◆ What needs to be done
Copy all the lines of the data that include the word "config".

◆ Dataset items

+ + + + + + +

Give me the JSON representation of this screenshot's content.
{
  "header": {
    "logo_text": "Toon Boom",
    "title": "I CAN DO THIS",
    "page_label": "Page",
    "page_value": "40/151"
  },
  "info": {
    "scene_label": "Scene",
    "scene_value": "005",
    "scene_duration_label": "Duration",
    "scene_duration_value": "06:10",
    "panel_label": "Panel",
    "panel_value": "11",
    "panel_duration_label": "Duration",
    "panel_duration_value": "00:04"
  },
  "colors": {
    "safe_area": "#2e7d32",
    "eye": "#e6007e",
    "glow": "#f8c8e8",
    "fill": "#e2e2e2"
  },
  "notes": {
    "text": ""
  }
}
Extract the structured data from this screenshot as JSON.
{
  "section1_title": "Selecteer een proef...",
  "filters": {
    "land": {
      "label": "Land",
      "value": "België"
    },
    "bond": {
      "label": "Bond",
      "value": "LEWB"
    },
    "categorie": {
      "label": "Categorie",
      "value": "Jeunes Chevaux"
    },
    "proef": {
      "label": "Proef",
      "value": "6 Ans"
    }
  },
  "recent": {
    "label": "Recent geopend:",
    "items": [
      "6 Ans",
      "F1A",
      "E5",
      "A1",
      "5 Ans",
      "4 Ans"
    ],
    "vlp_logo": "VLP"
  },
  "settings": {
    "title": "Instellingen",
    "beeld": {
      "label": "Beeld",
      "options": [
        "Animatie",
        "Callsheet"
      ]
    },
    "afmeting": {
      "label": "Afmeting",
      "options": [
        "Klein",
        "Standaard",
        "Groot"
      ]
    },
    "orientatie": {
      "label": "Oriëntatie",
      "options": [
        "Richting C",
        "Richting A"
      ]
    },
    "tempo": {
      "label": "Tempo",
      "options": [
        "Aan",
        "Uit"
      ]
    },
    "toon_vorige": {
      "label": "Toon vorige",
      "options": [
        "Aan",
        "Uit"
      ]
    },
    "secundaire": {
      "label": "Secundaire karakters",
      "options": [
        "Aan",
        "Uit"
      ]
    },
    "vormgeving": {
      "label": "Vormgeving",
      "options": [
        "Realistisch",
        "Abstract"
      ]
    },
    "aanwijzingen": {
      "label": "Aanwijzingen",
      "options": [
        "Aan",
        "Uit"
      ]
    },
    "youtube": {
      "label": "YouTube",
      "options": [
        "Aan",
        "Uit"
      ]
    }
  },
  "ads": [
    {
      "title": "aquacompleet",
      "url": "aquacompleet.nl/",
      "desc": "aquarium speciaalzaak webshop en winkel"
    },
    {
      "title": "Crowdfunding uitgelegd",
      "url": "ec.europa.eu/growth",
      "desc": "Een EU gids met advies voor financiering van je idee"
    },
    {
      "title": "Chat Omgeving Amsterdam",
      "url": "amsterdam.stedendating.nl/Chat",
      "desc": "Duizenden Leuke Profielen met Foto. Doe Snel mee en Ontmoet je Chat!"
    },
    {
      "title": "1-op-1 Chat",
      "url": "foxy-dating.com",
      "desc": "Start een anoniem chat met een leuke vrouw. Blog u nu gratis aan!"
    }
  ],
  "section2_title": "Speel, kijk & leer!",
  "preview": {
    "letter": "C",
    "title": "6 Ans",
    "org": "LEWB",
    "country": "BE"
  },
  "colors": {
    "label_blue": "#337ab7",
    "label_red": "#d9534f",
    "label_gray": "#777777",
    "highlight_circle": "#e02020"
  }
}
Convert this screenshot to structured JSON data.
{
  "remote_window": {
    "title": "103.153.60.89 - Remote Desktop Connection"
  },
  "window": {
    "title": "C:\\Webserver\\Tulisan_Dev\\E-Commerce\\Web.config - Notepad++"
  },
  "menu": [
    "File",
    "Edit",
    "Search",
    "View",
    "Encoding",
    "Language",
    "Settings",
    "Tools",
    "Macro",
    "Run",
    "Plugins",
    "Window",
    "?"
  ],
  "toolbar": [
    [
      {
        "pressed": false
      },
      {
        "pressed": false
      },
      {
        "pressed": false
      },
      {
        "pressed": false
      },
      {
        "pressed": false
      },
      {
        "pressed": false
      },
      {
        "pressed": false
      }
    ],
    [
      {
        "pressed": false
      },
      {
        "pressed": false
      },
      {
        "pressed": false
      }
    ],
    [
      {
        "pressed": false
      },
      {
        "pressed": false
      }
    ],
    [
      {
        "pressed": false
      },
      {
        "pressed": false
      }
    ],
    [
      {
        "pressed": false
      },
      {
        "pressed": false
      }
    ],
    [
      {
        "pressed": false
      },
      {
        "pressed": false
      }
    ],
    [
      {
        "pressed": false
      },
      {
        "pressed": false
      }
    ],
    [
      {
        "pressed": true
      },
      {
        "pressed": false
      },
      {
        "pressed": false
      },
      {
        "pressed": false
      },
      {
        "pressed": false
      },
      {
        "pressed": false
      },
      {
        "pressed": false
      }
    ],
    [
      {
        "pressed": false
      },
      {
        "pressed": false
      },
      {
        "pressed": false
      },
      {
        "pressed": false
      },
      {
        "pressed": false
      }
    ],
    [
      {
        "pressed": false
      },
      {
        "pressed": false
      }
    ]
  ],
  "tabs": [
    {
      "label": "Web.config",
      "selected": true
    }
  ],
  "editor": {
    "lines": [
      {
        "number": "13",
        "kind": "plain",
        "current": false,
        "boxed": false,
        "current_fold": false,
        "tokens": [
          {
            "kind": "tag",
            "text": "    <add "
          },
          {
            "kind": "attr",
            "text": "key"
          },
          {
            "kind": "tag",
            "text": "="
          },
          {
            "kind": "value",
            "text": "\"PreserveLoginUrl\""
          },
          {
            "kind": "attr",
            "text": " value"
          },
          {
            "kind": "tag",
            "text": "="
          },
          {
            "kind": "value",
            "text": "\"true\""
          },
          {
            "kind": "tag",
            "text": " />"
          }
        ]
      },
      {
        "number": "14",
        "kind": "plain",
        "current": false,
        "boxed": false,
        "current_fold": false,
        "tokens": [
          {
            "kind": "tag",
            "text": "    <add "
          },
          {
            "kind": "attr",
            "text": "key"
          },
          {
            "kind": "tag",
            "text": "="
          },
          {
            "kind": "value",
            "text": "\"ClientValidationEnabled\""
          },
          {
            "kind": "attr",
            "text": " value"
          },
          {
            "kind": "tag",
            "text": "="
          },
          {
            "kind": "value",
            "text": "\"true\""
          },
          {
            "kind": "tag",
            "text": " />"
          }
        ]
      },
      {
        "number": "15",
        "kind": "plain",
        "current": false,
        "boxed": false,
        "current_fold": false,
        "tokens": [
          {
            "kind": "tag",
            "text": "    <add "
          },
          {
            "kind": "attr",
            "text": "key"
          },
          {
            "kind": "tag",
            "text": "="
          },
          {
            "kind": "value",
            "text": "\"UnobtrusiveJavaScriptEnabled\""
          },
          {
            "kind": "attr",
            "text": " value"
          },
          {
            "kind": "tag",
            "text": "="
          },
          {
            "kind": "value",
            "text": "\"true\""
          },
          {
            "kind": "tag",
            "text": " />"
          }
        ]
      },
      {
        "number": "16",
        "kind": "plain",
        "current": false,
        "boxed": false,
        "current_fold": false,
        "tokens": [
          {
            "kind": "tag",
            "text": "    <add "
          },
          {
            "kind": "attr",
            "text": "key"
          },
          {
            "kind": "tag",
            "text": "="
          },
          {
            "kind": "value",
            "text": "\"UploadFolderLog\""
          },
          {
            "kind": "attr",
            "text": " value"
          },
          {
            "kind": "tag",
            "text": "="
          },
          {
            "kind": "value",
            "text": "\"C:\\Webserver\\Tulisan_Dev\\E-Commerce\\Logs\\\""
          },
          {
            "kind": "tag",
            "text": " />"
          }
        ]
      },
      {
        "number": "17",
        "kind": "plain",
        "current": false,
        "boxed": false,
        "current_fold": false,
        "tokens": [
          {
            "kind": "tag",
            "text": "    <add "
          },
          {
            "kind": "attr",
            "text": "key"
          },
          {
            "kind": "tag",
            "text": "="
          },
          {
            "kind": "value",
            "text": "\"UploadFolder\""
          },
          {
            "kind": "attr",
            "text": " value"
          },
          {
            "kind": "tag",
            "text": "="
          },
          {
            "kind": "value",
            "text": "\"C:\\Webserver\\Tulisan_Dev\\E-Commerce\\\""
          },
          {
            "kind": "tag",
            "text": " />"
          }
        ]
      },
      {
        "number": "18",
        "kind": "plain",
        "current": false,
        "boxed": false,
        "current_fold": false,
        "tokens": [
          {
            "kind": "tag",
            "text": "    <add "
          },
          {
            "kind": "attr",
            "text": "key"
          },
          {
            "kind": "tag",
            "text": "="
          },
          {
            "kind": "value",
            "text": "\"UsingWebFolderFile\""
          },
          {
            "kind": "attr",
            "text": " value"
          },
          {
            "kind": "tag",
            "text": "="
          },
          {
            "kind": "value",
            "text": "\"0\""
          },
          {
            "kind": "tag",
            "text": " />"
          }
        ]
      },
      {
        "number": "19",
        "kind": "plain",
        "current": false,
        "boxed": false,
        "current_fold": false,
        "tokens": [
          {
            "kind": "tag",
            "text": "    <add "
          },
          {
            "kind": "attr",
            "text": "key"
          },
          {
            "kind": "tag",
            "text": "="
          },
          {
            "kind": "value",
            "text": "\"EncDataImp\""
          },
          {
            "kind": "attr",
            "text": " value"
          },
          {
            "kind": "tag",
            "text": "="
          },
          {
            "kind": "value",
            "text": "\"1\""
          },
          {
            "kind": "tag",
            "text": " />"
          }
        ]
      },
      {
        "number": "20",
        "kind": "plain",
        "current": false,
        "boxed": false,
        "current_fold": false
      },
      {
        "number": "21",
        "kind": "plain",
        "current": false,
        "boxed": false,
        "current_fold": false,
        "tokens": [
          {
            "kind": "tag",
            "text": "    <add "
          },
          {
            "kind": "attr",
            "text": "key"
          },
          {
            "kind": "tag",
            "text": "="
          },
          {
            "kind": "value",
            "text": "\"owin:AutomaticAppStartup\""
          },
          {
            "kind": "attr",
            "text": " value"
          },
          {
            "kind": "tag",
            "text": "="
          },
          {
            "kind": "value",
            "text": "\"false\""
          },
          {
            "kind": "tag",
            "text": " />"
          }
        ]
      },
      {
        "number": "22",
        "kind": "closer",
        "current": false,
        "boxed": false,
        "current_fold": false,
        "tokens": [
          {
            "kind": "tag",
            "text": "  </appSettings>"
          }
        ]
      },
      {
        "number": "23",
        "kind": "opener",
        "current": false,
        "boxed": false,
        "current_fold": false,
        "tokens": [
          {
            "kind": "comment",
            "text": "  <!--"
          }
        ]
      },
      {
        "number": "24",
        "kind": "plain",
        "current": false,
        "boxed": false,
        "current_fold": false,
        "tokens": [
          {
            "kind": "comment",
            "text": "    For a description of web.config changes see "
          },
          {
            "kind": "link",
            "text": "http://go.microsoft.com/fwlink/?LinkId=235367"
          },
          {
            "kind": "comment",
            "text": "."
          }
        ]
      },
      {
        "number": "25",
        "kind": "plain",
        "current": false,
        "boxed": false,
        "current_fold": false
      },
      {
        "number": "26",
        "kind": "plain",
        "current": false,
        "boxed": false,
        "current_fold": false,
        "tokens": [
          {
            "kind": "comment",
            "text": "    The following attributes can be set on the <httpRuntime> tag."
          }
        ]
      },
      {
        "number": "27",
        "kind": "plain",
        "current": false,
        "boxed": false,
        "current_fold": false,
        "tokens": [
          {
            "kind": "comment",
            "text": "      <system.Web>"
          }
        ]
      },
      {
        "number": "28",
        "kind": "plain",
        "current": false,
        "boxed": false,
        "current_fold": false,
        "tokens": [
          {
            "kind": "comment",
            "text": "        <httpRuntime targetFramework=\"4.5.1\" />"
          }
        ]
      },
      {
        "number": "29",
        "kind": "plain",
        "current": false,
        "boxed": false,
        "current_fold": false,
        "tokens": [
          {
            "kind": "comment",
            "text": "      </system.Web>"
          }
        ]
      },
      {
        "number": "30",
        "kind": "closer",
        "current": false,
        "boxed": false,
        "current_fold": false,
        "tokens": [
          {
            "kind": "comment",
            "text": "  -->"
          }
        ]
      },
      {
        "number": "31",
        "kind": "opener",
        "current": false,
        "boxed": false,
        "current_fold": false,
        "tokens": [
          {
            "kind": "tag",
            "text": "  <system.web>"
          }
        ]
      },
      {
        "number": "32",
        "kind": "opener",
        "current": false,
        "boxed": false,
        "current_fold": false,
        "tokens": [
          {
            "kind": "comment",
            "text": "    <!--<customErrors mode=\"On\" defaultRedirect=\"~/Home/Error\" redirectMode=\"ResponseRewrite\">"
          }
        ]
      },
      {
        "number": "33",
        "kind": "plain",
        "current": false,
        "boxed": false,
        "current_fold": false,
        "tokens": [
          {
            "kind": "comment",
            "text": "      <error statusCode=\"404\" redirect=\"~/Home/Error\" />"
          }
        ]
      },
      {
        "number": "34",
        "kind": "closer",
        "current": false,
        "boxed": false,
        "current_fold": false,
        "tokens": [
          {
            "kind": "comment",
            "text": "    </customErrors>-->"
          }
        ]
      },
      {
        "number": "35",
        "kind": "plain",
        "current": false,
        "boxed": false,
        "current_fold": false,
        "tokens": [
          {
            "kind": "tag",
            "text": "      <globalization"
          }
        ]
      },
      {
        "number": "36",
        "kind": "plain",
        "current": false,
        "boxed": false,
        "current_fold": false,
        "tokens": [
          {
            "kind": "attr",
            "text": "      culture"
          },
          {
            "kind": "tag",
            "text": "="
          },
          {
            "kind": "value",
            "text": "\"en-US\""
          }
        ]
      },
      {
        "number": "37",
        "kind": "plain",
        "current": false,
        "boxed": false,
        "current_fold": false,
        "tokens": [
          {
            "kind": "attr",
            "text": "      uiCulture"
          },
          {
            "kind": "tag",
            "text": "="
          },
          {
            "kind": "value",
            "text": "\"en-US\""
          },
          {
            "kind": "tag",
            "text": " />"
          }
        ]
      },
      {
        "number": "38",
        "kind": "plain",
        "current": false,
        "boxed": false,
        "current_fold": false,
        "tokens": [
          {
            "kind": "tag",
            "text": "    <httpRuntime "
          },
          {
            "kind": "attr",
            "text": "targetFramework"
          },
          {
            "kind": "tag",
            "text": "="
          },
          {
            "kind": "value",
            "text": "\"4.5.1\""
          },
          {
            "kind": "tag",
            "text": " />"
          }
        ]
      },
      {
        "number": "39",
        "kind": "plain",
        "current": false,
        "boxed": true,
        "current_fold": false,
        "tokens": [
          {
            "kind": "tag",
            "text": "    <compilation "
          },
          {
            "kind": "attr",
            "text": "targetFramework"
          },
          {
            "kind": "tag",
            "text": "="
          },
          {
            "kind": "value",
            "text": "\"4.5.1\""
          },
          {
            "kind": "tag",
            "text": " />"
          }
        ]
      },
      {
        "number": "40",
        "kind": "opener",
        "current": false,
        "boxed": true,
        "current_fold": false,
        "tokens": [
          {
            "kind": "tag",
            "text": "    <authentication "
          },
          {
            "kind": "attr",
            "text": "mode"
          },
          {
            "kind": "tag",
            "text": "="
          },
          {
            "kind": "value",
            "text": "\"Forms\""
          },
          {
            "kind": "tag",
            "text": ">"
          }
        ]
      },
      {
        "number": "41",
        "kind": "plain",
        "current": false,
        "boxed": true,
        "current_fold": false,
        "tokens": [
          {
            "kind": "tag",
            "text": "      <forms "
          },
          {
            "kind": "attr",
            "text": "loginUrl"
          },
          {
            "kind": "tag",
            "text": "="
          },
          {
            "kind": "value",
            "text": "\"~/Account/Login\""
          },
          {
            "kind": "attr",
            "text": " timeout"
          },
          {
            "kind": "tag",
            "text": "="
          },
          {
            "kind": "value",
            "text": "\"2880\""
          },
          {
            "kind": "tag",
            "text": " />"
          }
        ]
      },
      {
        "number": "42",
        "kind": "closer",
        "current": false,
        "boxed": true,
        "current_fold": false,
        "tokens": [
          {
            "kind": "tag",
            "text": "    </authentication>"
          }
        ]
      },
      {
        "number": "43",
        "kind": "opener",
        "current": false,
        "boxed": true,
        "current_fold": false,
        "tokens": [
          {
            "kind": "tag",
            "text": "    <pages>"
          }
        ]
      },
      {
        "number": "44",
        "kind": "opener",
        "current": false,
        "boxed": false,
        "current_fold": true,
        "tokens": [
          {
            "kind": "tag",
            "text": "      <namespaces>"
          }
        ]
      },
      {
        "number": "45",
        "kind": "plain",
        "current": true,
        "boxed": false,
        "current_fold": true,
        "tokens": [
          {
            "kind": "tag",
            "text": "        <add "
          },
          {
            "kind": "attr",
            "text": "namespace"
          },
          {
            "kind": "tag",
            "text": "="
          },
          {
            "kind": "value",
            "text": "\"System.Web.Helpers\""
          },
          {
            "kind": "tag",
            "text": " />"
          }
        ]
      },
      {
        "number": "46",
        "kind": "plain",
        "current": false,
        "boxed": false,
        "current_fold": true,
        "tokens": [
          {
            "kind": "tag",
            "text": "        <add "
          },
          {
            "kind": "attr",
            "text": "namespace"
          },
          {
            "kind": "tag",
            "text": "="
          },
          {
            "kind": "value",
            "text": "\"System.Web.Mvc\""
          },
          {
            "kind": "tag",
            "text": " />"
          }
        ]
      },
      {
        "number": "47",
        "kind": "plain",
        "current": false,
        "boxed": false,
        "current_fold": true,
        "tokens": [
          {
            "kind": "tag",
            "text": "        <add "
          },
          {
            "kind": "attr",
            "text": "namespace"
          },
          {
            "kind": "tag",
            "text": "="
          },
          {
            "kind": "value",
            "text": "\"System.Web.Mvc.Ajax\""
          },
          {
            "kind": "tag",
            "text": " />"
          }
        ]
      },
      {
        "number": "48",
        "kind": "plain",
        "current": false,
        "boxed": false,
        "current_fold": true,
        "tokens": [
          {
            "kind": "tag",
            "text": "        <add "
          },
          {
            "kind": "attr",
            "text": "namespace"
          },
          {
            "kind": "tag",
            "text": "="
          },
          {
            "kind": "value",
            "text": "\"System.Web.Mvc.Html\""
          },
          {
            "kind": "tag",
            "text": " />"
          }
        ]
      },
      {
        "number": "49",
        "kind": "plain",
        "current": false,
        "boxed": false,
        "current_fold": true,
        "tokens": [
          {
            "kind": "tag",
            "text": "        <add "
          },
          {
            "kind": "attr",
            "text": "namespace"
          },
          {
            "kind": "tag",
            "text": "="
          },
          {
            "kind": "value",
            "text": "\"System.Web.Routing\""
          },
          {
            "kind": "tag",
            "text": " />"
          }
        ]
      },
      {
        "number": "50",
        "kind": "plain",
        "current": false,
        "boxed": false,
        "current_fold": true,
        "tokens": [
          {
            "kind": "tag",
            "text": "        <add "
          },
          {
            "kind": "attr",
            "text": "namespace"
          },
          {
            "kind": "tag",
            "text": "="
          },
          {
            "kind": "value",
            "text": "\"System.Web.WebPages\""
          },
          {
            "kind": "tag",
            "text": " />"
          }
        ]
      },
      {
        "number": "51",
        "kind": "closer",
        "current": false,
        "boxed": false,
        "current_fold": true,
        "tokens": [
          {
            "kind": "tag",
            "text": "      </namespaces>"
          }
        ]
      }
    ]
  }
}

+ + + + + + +

◆ Output for this task
    "title": "C:\\Webserver\\Tulisan_Dev\\E-Commerce\\Web.config - Notepad++"
      "label": "Web.config",
            "text": "    For a description of web.config changes see "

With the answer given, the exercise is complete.